Ride the Ducks boat recovered from bottom of Table Rock Lake
The Missouri attorney general has opened a criminal investigation into the circumstances of a duck boat that sank July 19 on Table Rock Lake near Branson, killing 17 people.
In response to a question from The Star, Missouri Attorney General Josh Hawley’s office confirmed on Monday that it is investigating the possibility of a crime.
“The Office has an open criminal investigation, under the Missouri Merchandising Practices Act, into the duck boat incident at Table Rock Lake,” Mary Compton, spokeswoman for Hawley’s office, said in an email to The Star. “We are working with investigators to determine the facts and whether any criminal charges are appropriate.”
Compton’s statement does not name any individuals or companies.
Ripley Entertainment, which bought the Ride the Ducks operation in Branson in 2017, had little to say about the development.
“As we have consistently stated, our focus is on the families affected by this tragic accident,” Suzanne Smegala-Potts, Ripley spokeswoman, said in an email to The Star. “As the recent National Transportation Safety Board report indicates, we are a party to the investigation and are restrained from commenting on any aspect of it.”
The Missouri Merchandising Practices Act is a consumer protection law that generally forbids fraud or deception in the sale of goods and services.
“Basically it’s any misrepresentation or fraud in connection with the sale of merchandise, which is defined to include services and things like that,” said William Beil, shareholder with Kansas City law firm German May who has handled cases involving the law.
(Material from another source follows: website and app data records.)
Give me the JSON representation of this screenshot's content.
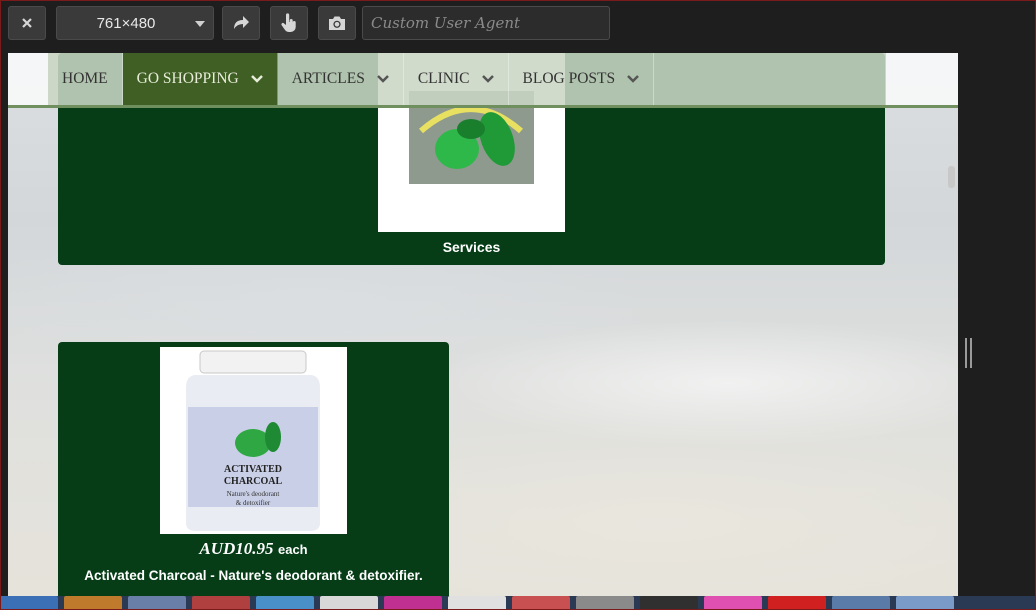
{
  "toolbar": {
    "close_icon": "close-icon",
    "size_value": "761×480",
    "rotate_icon": "rotate-icon",
    "touch_icon": "touch-icon",
    "screenshot_icon": "camera-icon",
    "ua_placeholder": "Custom User Agent"
  },
  "nav": {
    "items": [
      {
        "label": "HOME"
      },
      {
        "label": "GO SHOPPING"
      },
      {
        "label": "ARTICLES"
      },
      {
        "label": "CLINIC"
      },
      {
        "label": "BLOG POSTS"
      }
    ]
  },
  "cards": {
    "services": {
      "label": "Services"
    },
    "product": {
      "jar_label_line1": "ACTIVATED",
      "jar_label_line2": "CHARCOAL",
      "jar_sub1": "Nature's deodorant",
      "jar_sub2": "& detoxifier",
      "price": "AUD10.95",
      "unit": "each",
      "description": "Activated Charcoal - Nature's deodorant & detoxifier."
    }
  },
  "colors": {
    "card_green": "#063d17",
    "nav_active": "#3f5f25",
    "toolbar_bg": "#1e1e1e"
  },
  "taskbar": {
    "icons": [
      "ie-icon",
      "folder-icon",
      "media-icon",
      "app-icon",
      "browser-icon",
      "app-icon",
      "app-icon",
      "word-icon",
      "app-icon",
      "app-icon",
      "app-icon",
      "app-icon",
      "app-icon",
      "app-icon",
      "app-icon",
      "app-icon"
    ]
  }
}
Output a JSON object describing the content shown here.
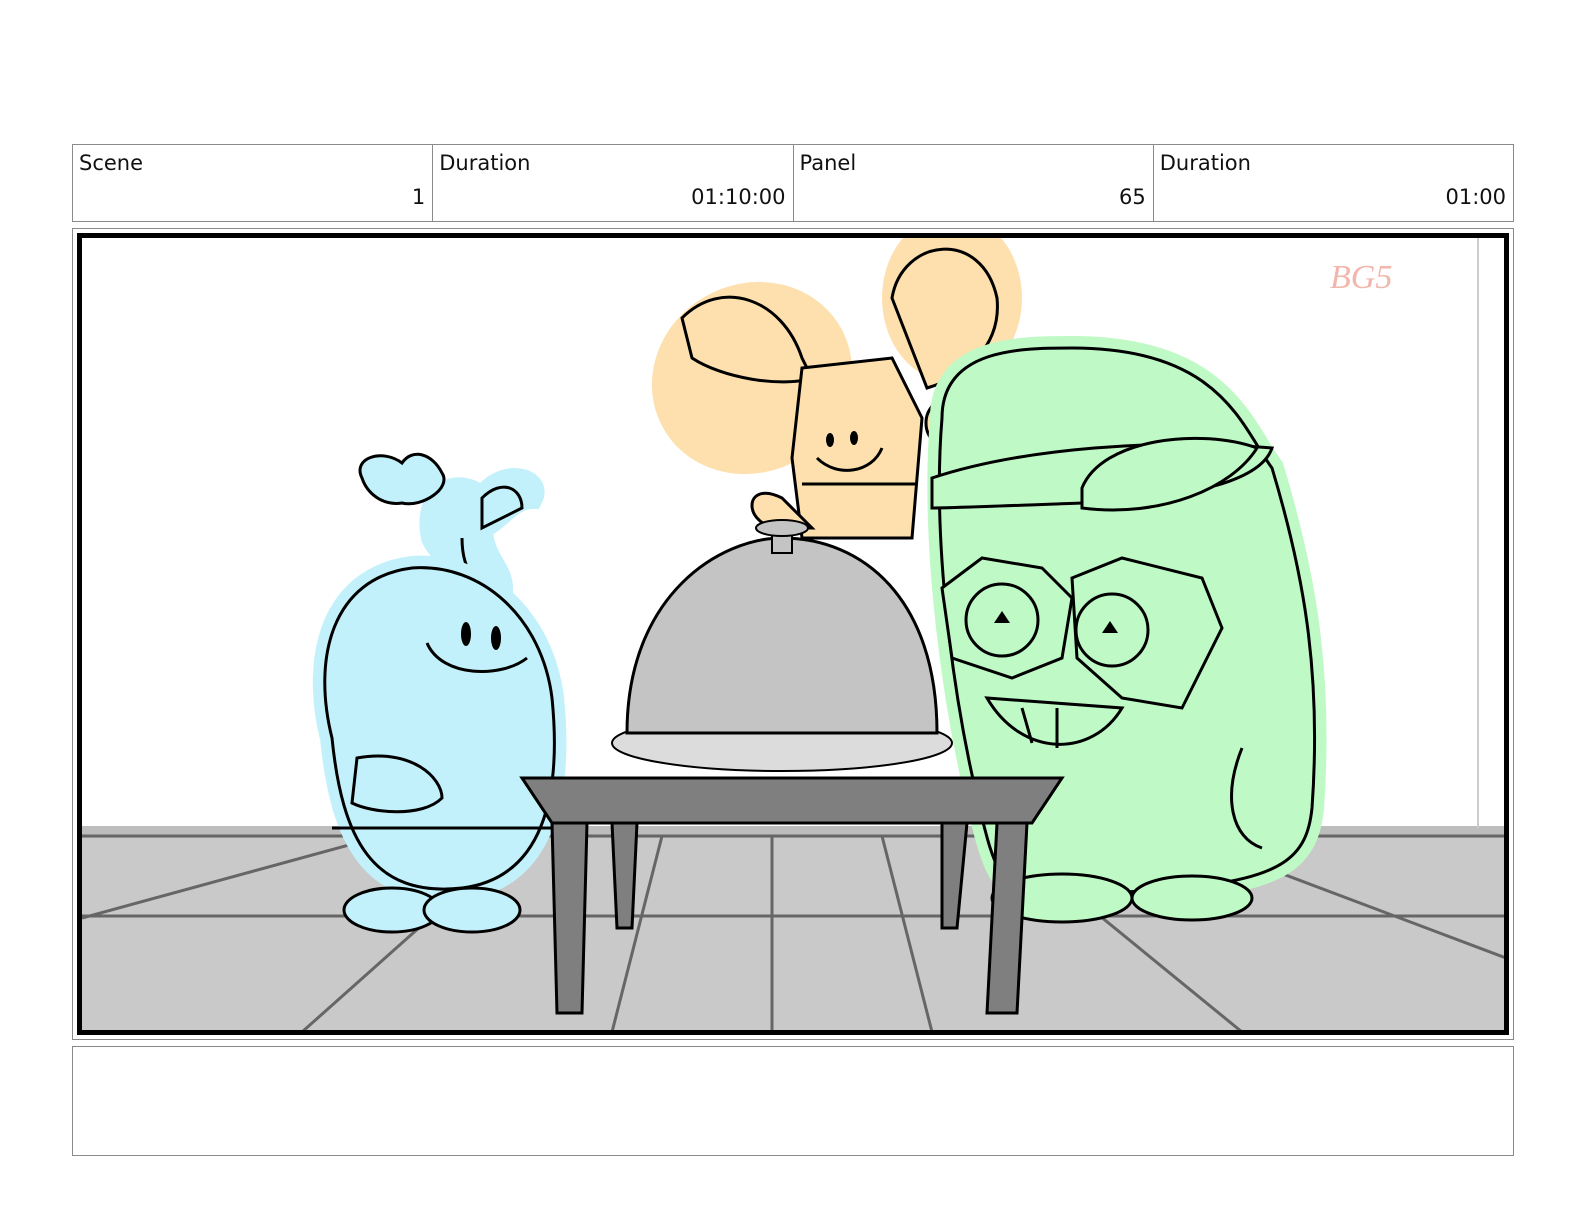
{
  "header": {
    "scene_label": "Scene",
    "scene_value": "1",
    "scene_duration_label": "Duration",
    "scene_duration_value": "01:10:00",
    "panel_label": "Panel",
    "panel_value": "65",
    "panel_duration_label": "Duration",
    "panel_duration_value": "01:00"
  },
  "panel": {
    "initials": "BG5"
  },
  "colors": {
    "blue_character": "#c3f1fb",
    "yellow_character": "#fde0ae",
    "green_character": "#bff9c5",
    "floor": "#c9c9c9",
    "table": "#7f7f7f",
    "cloche": "#c4c4c4",
    "initials": "#f2b6ac"
  },
  "notes": {
    "text": ""
  }
}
The law is more commonly used in civil matters, but prosecuting attorneys and the Missouri attorney general are allowed to bring criminal charges under the act. Criminal violations of the statute are a class D felony, which can result in a prison term of not more than four years.
“You don’t see it very often in a criminal sense. You see it a lot in civil action, … but there is a criminal provision there,” Beil said.
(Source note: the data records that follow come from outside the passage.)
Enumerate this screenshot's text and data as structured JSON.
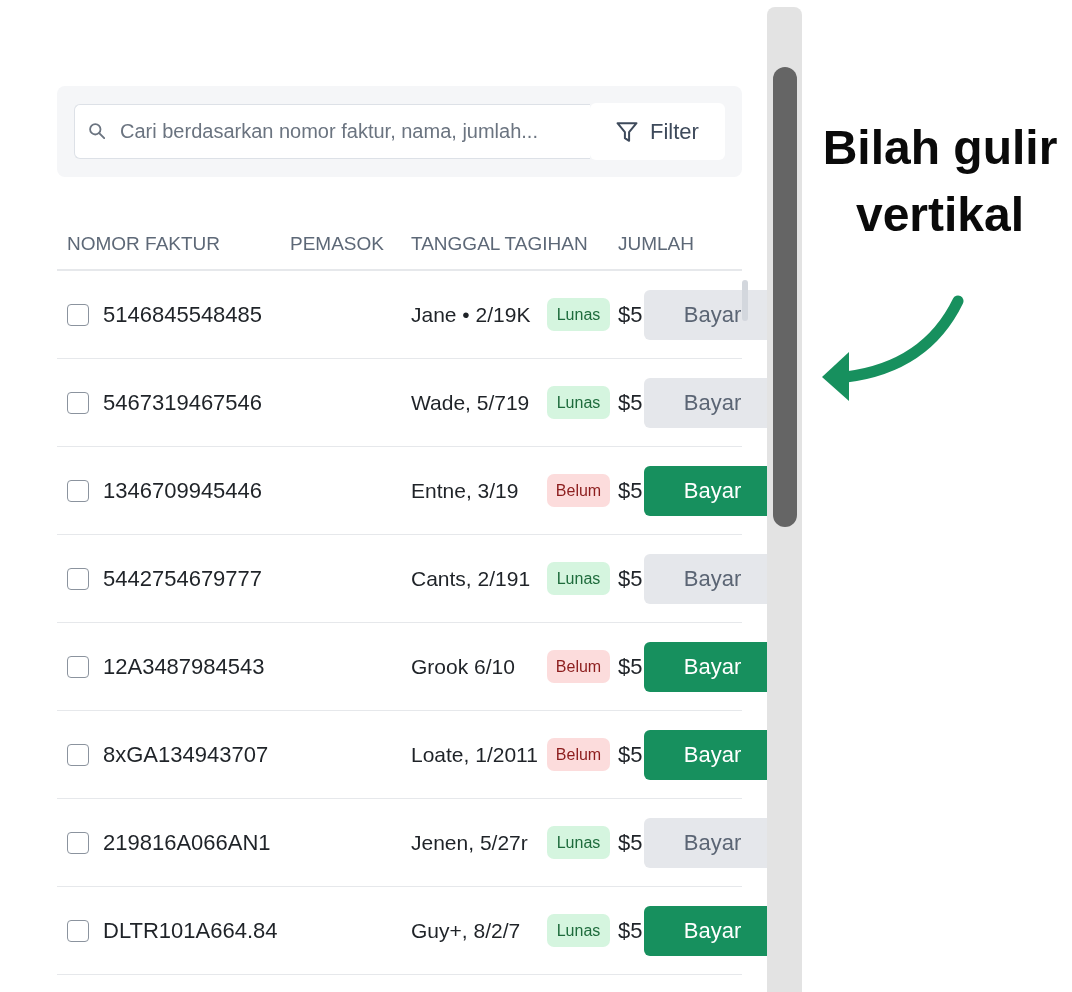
{
  "search": {
    "placeholder": "Cari berdasarkan nomor faktur, nama, jumlah...",
    "filter_label": "Filter"
  },
  "table": {
    "columns": [
      "NOMOR FAKTUR",
      "PEMASOK",
      "TANGGAL TAGIHAN",
      "JUMLAH"
    ],
    "rows": [
      {
        "checked": false,
        "invoice_number": "5146845548485",
        "name_date": "Jane • 2/19K",
        "status": {
          "kind": "paid",
          "label": "Lunas"
        },
        "amount": "$5",
        "pay": {
          "label": "Bayar",
          "disabled": true
        }
      },
      {
        "checked": false,
        "invoice_number": "5467319467546",
        "name_date": "Wade, 5/719",
        "status": {
          "kind": "paid",
          "label": "Lunas"
        },
        "amount": "$5",
        "pay": {
          "label": "Bayar",
          "disabled": true
        }
      },
      {
        "checked": false,
        "invoice_number": "1346709945446",
        "name_date": "Entne, 3/19",
        "status": {
          "kind": "unpaid",
          "label": "Belum"
        },
        "amount": "$5",
        "pay": {
          "label": "Bayar",
          "disabled": false
        }
      },
      {
        "checked": false,
        "invoice_number": "5442754679777",
        "name_date": "Cants, 2/191",
        "status": {
          "kind": "paid",
          "label": "Lunas"
        },
        "amount": "$5",
        "pay": {
          "label": "Bayar",
          "disabled": true
        }
      },
      {
        "checked": false,
        "invoice_number": "12A3487984543",
        "name_date": "Grook 6/10",
        "status": {
          "kind": "unpaid",
          "label": "Belum"
        },
        "amount": "$5",
        "pay": {
          "label": "Bayar",
          "disabled": false
        }
      },
      {
        "checked": false,
        "invoice_number": "8xGA134943707",
        "name_date": "Loate, 1/2011",
        "status": {
          "kind": "unpaid",
          "label": "Belum"
        },
        "amount": "$5",
        "pay": {
          "label": "Bayar",
          "disabled": false
        }
      },
      {
        "checked": false,
        "invoice_number": "219816A066AN1",
        "name_date": "Jenen, 5/27r",
        "status": {
          "kind": "paid",
          "label": "Lunas"
        },
        "amount": "$5",
        "pay": {
          "label": "Bayar",
          "disabled": true
        }
      },
      {
        "checked": false,
        "invoice_number": "DLTR101A664.84",
        "name_date": "Guy+, 8/2/7",
        "status": {
          "kind": "paid",
          "label": "Lunas"
        },
        "amount": "$5",
        "pay": {
          "label": "Bayar",
          "disabled": false
        }
      }
    ]
  },
  "annotation": {
    "text": "Bilah gulir vertikal"
  }
}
It’s not immediately clear what violation the Missouri attorney general is investigating.
“It could be as broad generally as statements regarding the safety of duck boats on the lake to the specific facts of this case, that it would be safe to go out when there’s a thunderstorm warning that has been issued or something like that,” Beil said. “Who knows what they’re going to look into, but it’s pretty wide ranging.”
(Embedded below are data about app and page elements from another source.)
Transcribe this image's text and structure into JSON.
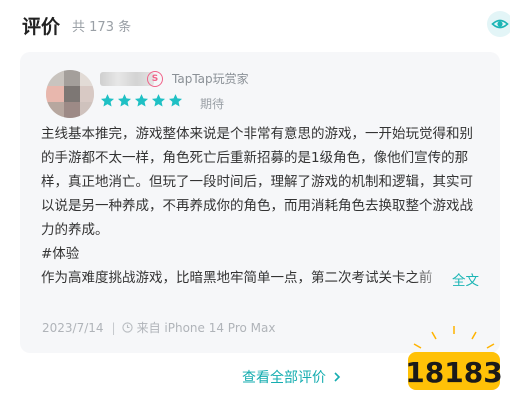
{
  "header": {
    "title": "评价",
    "count": "共 173 条"
  },
  "review": {
    "badge_label": "TapTap玩赏家",
    "rating_stars": 5,
    "rating_label": "期待",
    "paragraphs": [
      "主线基本推完，游戏整体来说是个非常有意思的游戏，一开始玩觉得和别的手游都不太一样，角色死亡后重新招募的是1级角色，像他们宣传的那样，真正地消亡。但玩了一段时间后，理解了游戏的机制和逻辑，其实可以说是另一种养成，不再养成你的角色，而用消耗角色去换取整个游戏战力的养成。",
      "#体验",
      "作为高难度挑战游戏，比暗黑地牢简单一点，第二次考试关卡之前"
    ],
    "full_text_link": "全文",
    "date": "2023/7/14",
    "device": "来自 iPhone 14 Pro Max"
  },
  "footer": {
    "view_all": "查看全部评价"
  },
  "watermark": {
    "text": "18183"
  },
  "colors": {
    "accent": "#16adb0",
    "star": "#1fc0c4",
    "card_bg": "#f6f7f9"
  },
  "icons": [
    "eye-icon",
    "taptap-badge-icon",
    "star-icon",
    "clock-icon",
    "chevron-right-icon"
  ]
}
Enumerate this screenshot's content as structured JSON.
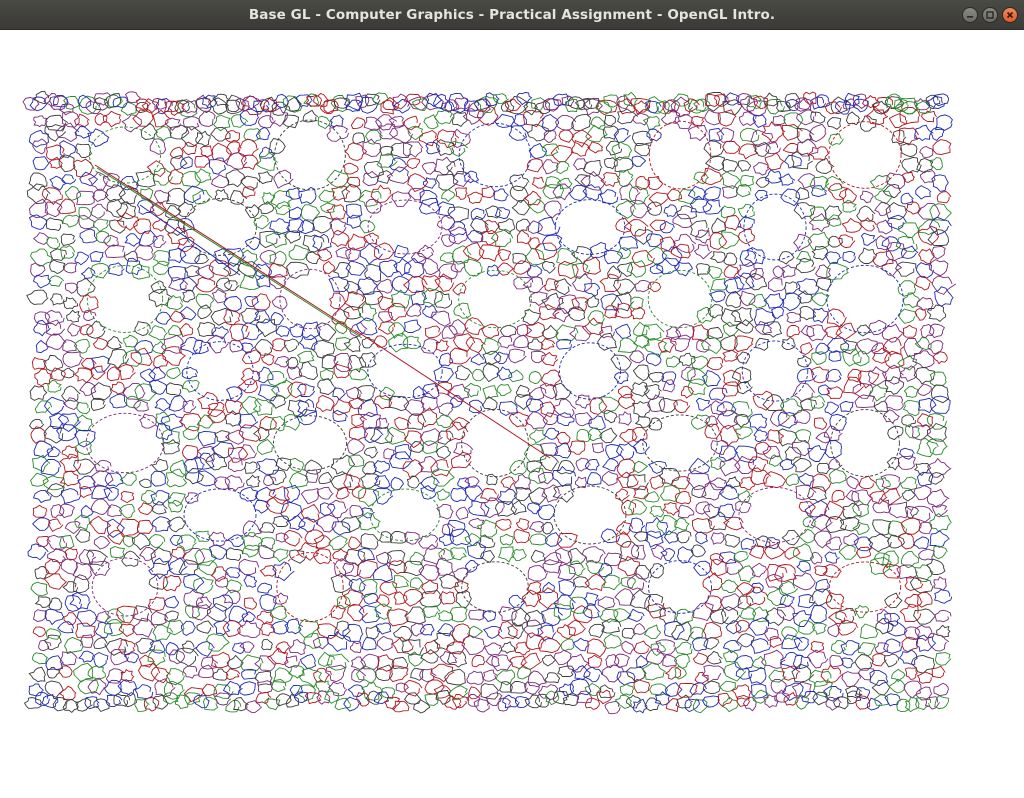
{
  "window": {
    "title": "Base GL - Computer Graphics - Practical Assignment - OpenGL Intro."
  },
  "controls": {
    "minimize_icon": "minimize-icon",
    "maximize_icon": "maximize-icon",
    "close_icon": "close-icon"
  },
  "render": {
    "background": "#ffffff",
    "line_colors": [
      "#b0161e",
      "#2a8a2a",
      "#1e28b4",
      "#7a2a7a",
      "#3a3a3a"
    ]
  }
}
News of the criminal investigation comes within 24 hours of two civil lawsuits being filed against Ripley Entertainment, Herschend Family Entertainment and Ride the Ducks, accusing the companies of negligence and wrongful death in the July 19 disaster.
The civil lawsuits allege that the companies involved in the Ride the Ducks enterprise knew about the safety risks that duck boats pose, based on previous reports by the National Transportation Safety Board that warned about safety deficiencies with the World War II-era vehicles.
Lawyers said on Monday that 42 people have been killed in North America in duck boat incidents since 1999, when a duck boat in Arkansas sank and killed 13 passengers.
The lawsuits also claim that Ride the Ducks was negligent when it started the Table Rock Lake tour on the evening of July 19 when a severe thunderstorm was approaching the area.